[Website and app data records]

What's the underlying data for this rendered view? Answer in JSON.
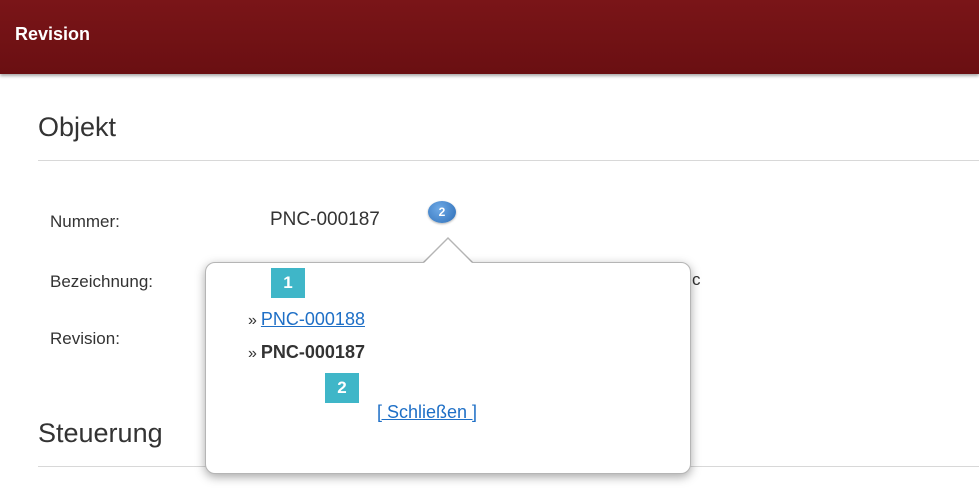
{
  "header": {
    "title": "Revision"
  },
  "sections": {
    "objekt": "Objekt",
    "steuerung": "Steuerung"
  },
  "fields": {
    "nummer_label": "Nummer:",
    "nummer_value": "PNC-000187",
    "revision_badge": "2",
    "bezeichnung_label": "Bezeichnung:",
    "revision_label": "Revision:",
    "partial_hidden": "c"
  },
  "popup": {
    "marker_1": "1",
    "marker_2": "2",
    "items": [
      {
        "bullet": "»",
        "text": "PNC-000188",
        "link": true
      },
      {
        "bullet": "»",
        "text": "PNC-000187",
        "link": false
      }
    ],
    "close_label": "[ Schließen ]"
  },
  "colors": {
    "header_bg": "#6a0f12",
    "link": "#1e6fc6",
    "marker": "#3fb6c8",
    "badge": "#2d6eb7"
  }
}
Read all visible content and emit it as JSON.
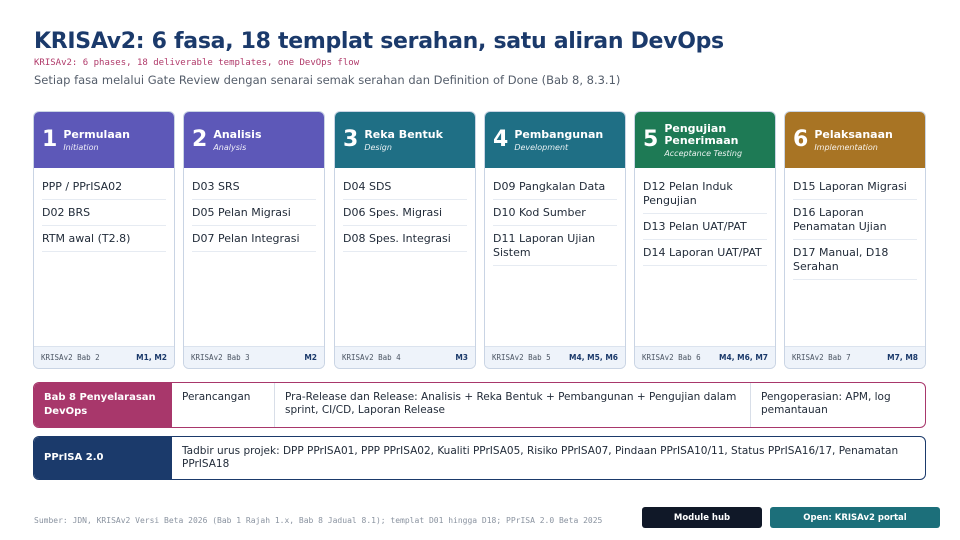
{
  "header": {
    "title": "KRISAv2: 6 fasa, 18 templat serahan, satu aliran DevOps",
    "subtitle_en": "KRISAv2: 6 phases, 18 deliverable templates, one DevOps flow",
    "subtitle": "Setiap fasa melalui Gate Review dengan senarai semak serahan dan Definition of Done (Bab 8, 8.3.1)"
  },
  "phases": [
    {
      "num": "1",
      "name": "Permulaan",
      "en": "Initiation",
      "color": "#5d58b8",
      "items": [
        "PPP / PPrISA02",
        "D02 BRS",
        "RTM awal (T2.8)"
      ],
      "ref": "KRISAv2 Bab 2",
      "milestones": "M1, M2"
    },
    {
      "num": "2",
      "name": "Analisis",
      "en": "Analysis",
      "color": "#5d58b8",
      "items": [
        "D03 SRS",
        "D05 Pelan Migrasi",
        "D07 Pelan Integrasi"
      ],
      "ref": "KRISAv2 Bab 3",
      "milestones": "M2"
    },
    {
      "num": "3",
      "name": "Reka Bentuk",
      "en": "Design",
      "color": "#1f6f85",
      "items": [
        "D04 SDS",
        "D06 Spes. Migrasi",
        "D08 Spes. Integrasi"
      ],
      "ref": "KRISAv2 Bab 4",
      "milestones": "M3"
    },
    {
      "num": "4",
      "name": "Pembangunan",
      "en": "Development",
      "color": "#1f6f85",
      "items": [
        "D09 Pangkalan Data",
        "D10 Kod Sumber",
        "D11 Laporan Ujian Sistem"
      ],
      "ref": "KRISAv2 Bab 5",
      "milestones": "M4, M5, M6"
    },
    {
      "num": "5",
      "name": "Pengujian Penerimaan",
      "en": "Acceptance Testing",
      "color": "#1e7a55",
      "items": [
        "D12 Pelan Induk Pengujian",
        "D13 Pelan UAT/PAT",
        "D14 Laporan UAT/PAT"
      ],
      "ref": "KRISAv2 Bab 6",
      "milestones": "M4, M6, M7"
    },
    {
      "num": "6",
      "name": "Pelaksanaan",
      "en": "Implementation",
      "color": "#a87424",
      "items": [
        "D15 Laporan Migrasi",
        "D16 Laporan Penamatan Ujian",
        "D17 Manual, D18 Serahan"
      ],
      "ref": "KRISAv2 Bab 7",
      "milestones": "M7, M8"
    }
  ],
  "devops": {
    "label": "Bab 8 Penyelarasan DevOps",
    "cells": [
      "Perancangan",
      "Pra-Release dan Release: Analisis + Reka Bentuk + Pembangunan + Pengujian dalam sprint, CI/CD, Laporan Release",
      "Pengoperasian: APM, log pemantauan"
    ]
  },
  "pprisa": {
    "label": "PPrISA 2.0",
    "text": "Tadbir urus projek: DPP PPrISA01, PPP PPrISA02, Kualiti PPrISA05, Risiko PPrISA07, Pindaan PPrISA10/11, Status PPrISA16/17, Penamatan PPrISA18"
  },
  "footer": {
    "source": "Sumber: JDN, KRISAv2 Versi Beta 2026 (Bab 1 Rajah 1.x, Bab 8 Jadual 8.1); templat D01 hingga D18; PPrISA 2.0 Beta 2025",
    "module_hub": "Module hub",
    "open_portal": "Open: KRISAv2 portal"
  }
}
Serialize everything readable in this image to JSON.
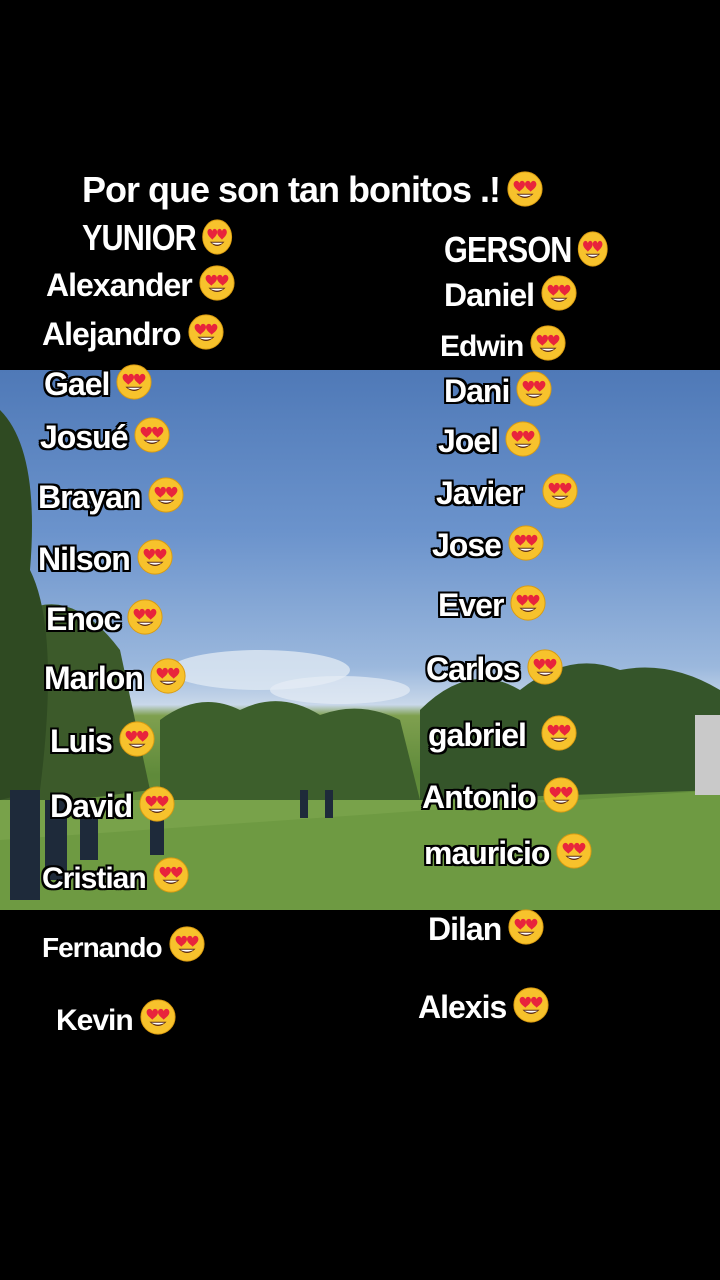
{
  "title": "Por que son tan bonitos .!",
  "left_names": [
    "YUNIOR",
    "Alexander",
    "Alejandro",
    "Gael",
    "Josué",
    "Brayan",
    "Nilson",
    "Enoc",
    "Marlon",
    "Luis",
    "David",
    "Cristian",
    "Fernando",
    "Kevin"
  ],
  "right_names": [
    "GERSON",
    "Daniel",
    "Edwin",
    "Dani",
    "Joel",
    "Javier",
    "Jose",
    "Ever",
    "Carlos",
    "gabriel",
    "Antonio",
    "mauricio",
    "Dilan",
    "Alexis"
  ],
  "emoji": "heart-eyes-emoji",
  "colors": {
    "background": "#000000",
    "text": "#ffffff",
    "sky": "#5b84c0",
    "grass": "#6f9a44"
  }
}
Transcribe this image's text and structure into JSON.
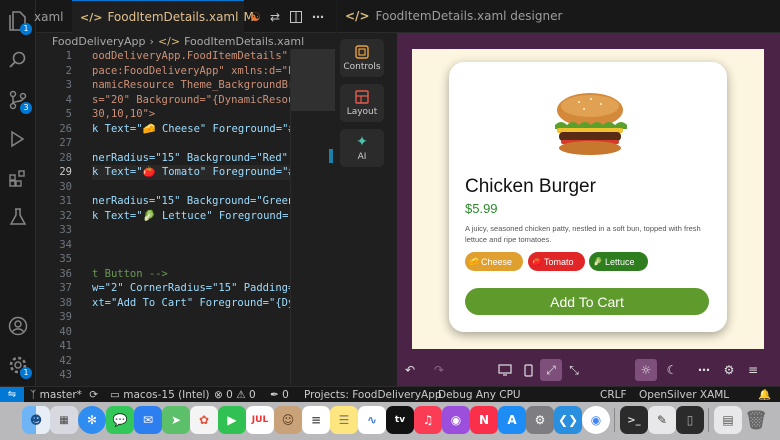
{
  "activity_bar": {
    "items": [
      {
        "name": "explorer",
        "badge": "1"
      },
      {
        "name": "search",
        "badge": ""
      },
      {
        "name": "source-control",
        "badge": "3"
      },
      {
        "name": "run-debug",
        "badge": ""
      },
      {
        "name": "extensions",
        "badge": ""
      },
      {
        "name": "testing",
        "badge": ""
      }
    ],
    "bottom": [
      {
        "name": "accounts",
        "badge": ""
      },
      {
        "name": "settings",
        "badge": "1"
      }
    ]
  },
  "editor": {
    "prev_tab_fragment": "xaml",
    "active_tab": {
      "label": "FoodItemDetails.xaml",
      "status": "M"
    },
    "breadcrumb": [
      "FoodDeliveryApp",
      "FoodItemDetails.xaml"
    ],
    "line_numbers": [
      "1",
      "2",
      "3",
      "4",
      "5",
      "26",
      "27",
      "28",
      "29",
      "30",
      "31",
      "32",
      "33",
      "34",
      "35",
      "36",
      "37",
      "38",
      "39",
      "40",
      "41",
      "42",
      "43"
    ],
    "current_line": "29",
    "code_lines": [
      "oodDeliveryApp.FoodItemDetails\"",
      "pace:FoodDeliveryApp\" xmlns:d=\"htt",
      "namicResource Theme_BackgroundBrus",
      "s=\"20\" Background=\"{DynamicResourc",
      "30,10,10\">",
      "k Text=\"🧀 Cheese\" Foreground=\"#FF",
      "",
      "nerRadius=\"15\" Background=\"Red\" Pa",
      "k Text=\"🍅 Tomato\" Foreground=\"#FF",
      "",
      "nerRadius=\"15\" Background=\"Green\"",
      "k Text=\"🥬 Lettuce\" Foreground=\"#F",
      "",
      "",
      "",
      "t Button -->",
      "w=\"2\" CornerRadius=\"15\" Padding=\"5",
      "xt=\"Add To Cart\" Foreground=\"{Dyna",
      "",
      "",
      "",
      "",
      ""
    ]
  },
  "designer": {
    "tab_label": "FoodItemDetails.xaml designer",
    "tools": [
      {
        "label": "Controls"
      },
      {
        "label": "Layout"
      },
      {
        "label": "AI"
      }
    ],
    "card": {
      "name": "Chicken Burger",
      "price": "$5.99",
      "description": "A juicy, seasoned chicken patty, nestled in a soft bun, topped with fresh lettuce and ripe tomatoes.",
      "ingredients": [
        {
          "label": "Cheese",
          "emoji": "🧀",
          "color": "#e0a030"
        },
        {
          "label": "Tomato",
          "emoji": "🍅",
          "color": "#e02626"
        },
        {
          "label": "Lettuce",
          "emoji": "🥬",
          "color": "#2e7d1e"
        }
      ],
      "button_label": "Add To Cart",
      "button_color": "#5e9a2c"
    },
    "canvas_background": "#4a2347"
  },
  "status_bar": {
    "branch": "master*",
    "target": "macos-15 (Intel)",
    "errors": "0",
    "warnings": "0",
    "ports": "0",
    "project": "Projects: FoodDeliveryApp",
    "config": "Debug Any CPU",
    "line_ending": "CRLF",
    "extension": "OpenSilver XAML"
  },
  "dock": {
    "apps": [
      "finder",
      "launchpad",
      "safari",
      "messages",
      "mail",
      "maps",
      "photos",
      "facetime",
      "calendar",
      "contacts",
      "reminders",
      "notes",
      "freeform",
      "tv",
      "music",
      "podcasts",
      "news",
      "app-store",
      "system-settings",
      "vscode",
      "chrome",
      "terminal",
      "script-editor",
      "xcode-simulator"
    ]
  }
}
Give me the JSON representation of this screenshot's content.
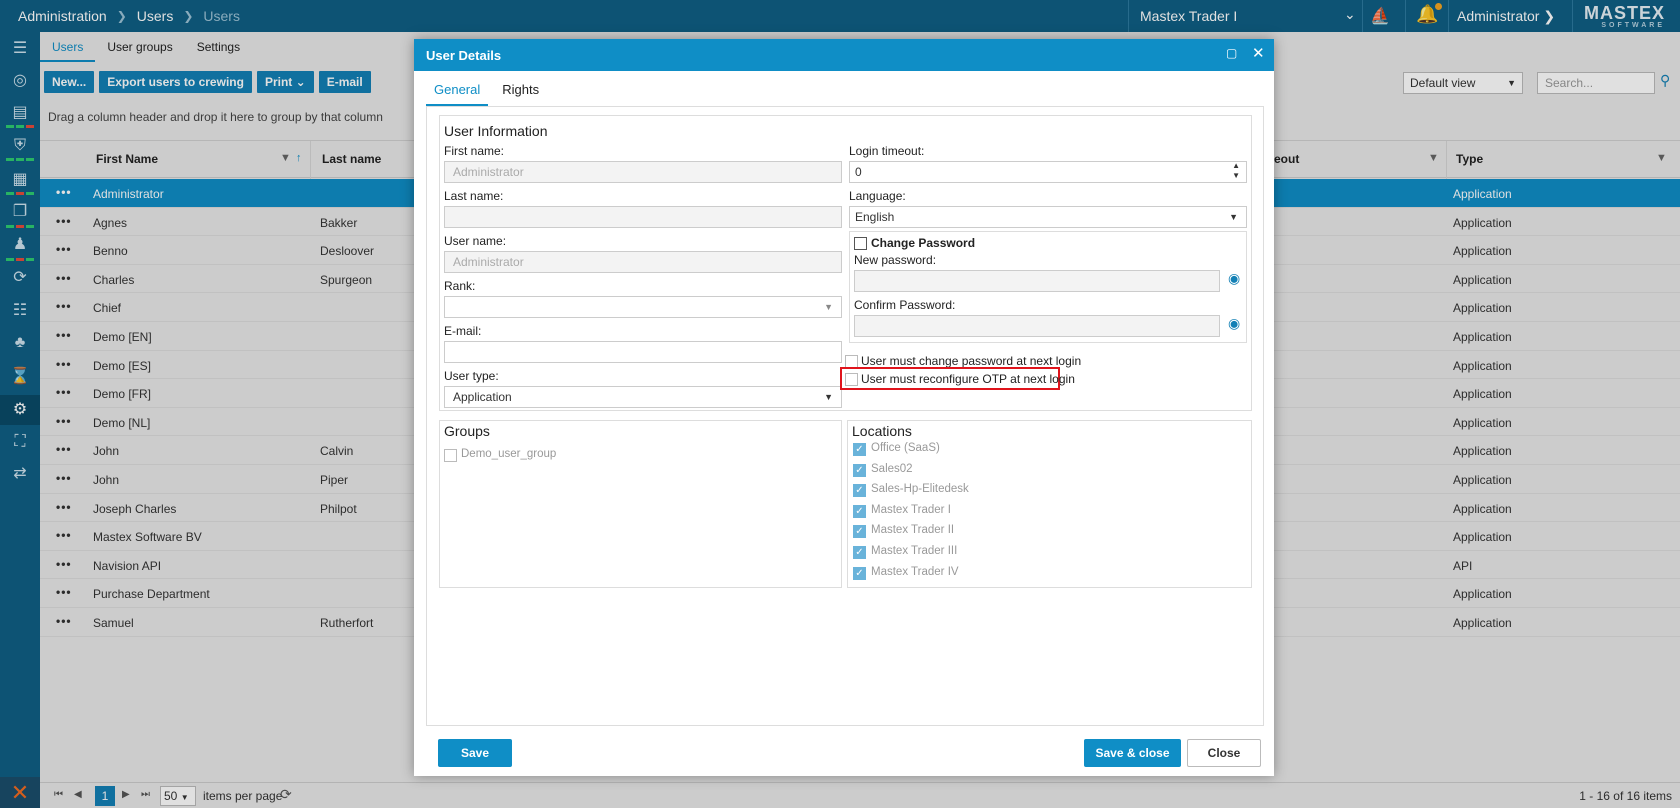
{
  "header": {
    "breadcrumb": [
      "Administration",
      "Users",
      "Users"
    ],
    "vessel": "Mastex Trader I",
    "user": "Administrator",
    "logo": "MASTEX",
    "logo_sub": "SOFTWARE"
  },
  "subtabs": [
    "Users",
    "User groups",
    "Settings"
  ],
  "toolbar": {
    "new": "New...",
    "export": "Export users to crewing",
    "print": "Print",
    "email": "E-mail",
    "view": "Default view",
    "search_placeholder": "Search..."
  },
  "grid": {
    "group_hint": "Drag a column header and drop it here to group by that column",
    "columns": [
      "First Name",
      "Last name",
      "eout",
      "Type"
    ],
    "rows": [
      {
        "first": "Administrator",
        "last": "",
        "type": "Application"
      },
      {
        "first": "Agnes",
        "last": "Bakker",
        "type": "Application"
      },
      {
        "first": "Benno",
        "last": "Desloover",
        "type": "Application"
      },
      {
        "first": "Charles",
        "last": "Spurgeon",
        "type": "Application"
      },
      {
        "first": "Chief",
        "last": "",
        "type": "Application"
      },
      {
        "first": "Demo [EN]",
        "last": "",
        "type": "Application"
      },
      {
        "first": "Demo [ES]",
        "last": "",
        "type": "Application"
      },
      {
        "first": "Demo [FR]",
        "last": "",
        "type": "Application"
      },
      {
        "first": "Demo [NL]",
        "last": "",
        "type": "Application"
      },
      {
        "first": "John",
        "last": "Calvin",
        "type": "Application"
      },
      {
        "first": "John",
        "last": "Piper",
        "type": "Application"
      },
      {
        "first": "Joseph Charles",
        "last": "Philpot",
        "type": "Application"
      },
      {
        "first": "Mastex Software BV",
        "last": "",
        "type": "Application"
      },
      {
        "first": "Navision API",
        "last": "",
        "type": "API"
      },
      {
        "first": "Purchase Department",
        "last": "",
        "type": "Application"
      },
      {
        "first": "Samuel",
        "last": "Rutherfort",
        "type": "Application"
      }
    ]
  },
  "pager": {
    "page": "1",
    "page_size": "50",
    "items_per_page": "items per page",
    "count": "1 - 16 of 16 items"
  },
  "dialog": {
    "title": "User Details",
    "tabs": [
      "General",
      "Rights"
    ],
    "user_info": {
      "title": "User Information",
      "first_name_label": "First name:",
      "first_name_placeholder": "Administrator",
      "last_name_label": "Last name:",
      "user_name_label": "User name:",
      "user_name_placeholder": "Administrator",
      "rank_label": "Rank:",
      "email_label": "E-mail:",
      "user_type_label": "User type:",
      "user_type_value": "Application",
      "login_timeout_label": "Login timeout:",
      "login_timeout_value": "0",
      "language_label": "Language:",
      "language_value": "English",
      "change_password": "Change Password",
      "new_password_label": "New password:",
      "confirm_password_label": "Confirm Password:",
      "must_change_pw": "User must change password at next login",
      "must_reconfigure_otp": "User must reconfigure OTP at next login"
    },
    "groups": {
      "title": "Groups",
      "items": [
        "Demo_user_group"
      ]
    },
    "locations": {
      "title": "Locations",
      "items": [
        "Office (SaaS)",
        "Sales02",
        "Sales-Hp-Elitedesk",
        "Mastex Trader I",
        "Mastex Trader II",
        "Mastex Trader III",
        "Mastex Trader IV"
      ]
    },
    "buttons": {
      "save": "Save",
      "save_close": "Save & close",
      "close": "Close"
    }
  }
}
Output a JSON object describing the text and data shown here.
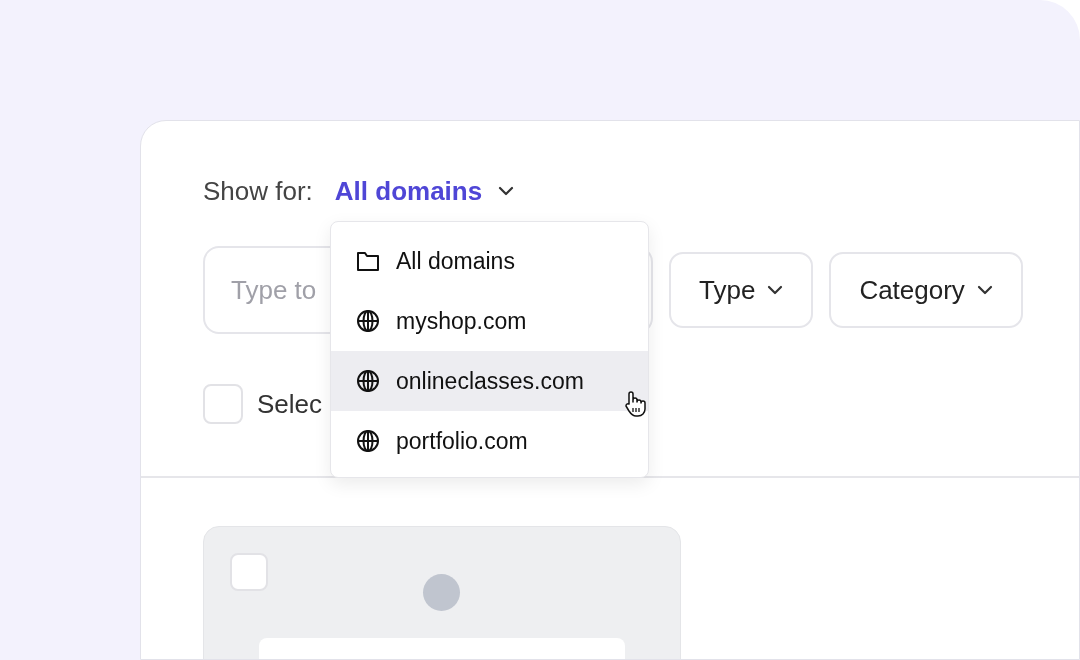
{
  "show_for": {
    "label": "Show for:",
    "value": "All domains"
  },
  "domain_menu": {
    "items": [
      {
        "label": "All domains",
        "kind": "folder",
        "highlighted": false
      },
      {
        "label": "myshop.com",
        "kind": "globe",
        "highlighted": false
      },
      {
        "label": "onlineclasses.com",
        "kind": "globe",
        "highlighted": true
      },
      {
        "label": "portfolio.com",
        "kind": "globe",
        "highlighted": false
      }
    ]
  },
  "search": {
    "placeholder": "Type to"
  },
  "filters": [
    "Type",
    "Category"
  ],
  "select_all": {
    "label": "Selec",
    "checked": false
  },
  "cards": [
    {
      "checked": false
    }
  ]
}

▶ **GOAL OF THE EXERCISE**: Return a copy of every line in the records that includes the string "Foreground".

▶ **RESULT OF THE EXERCISE**:
      "k Text=\"🧀 Cheese\" Foreground=\"#FF",
      "k Text=\"🍅 Tomato\" Foreground=\"#FF",
      "k Text=\"🥬 Lettuce\" Foreground=\"#F",
      "xt=\"Add To Cart\" Foreground=\"{Dyna",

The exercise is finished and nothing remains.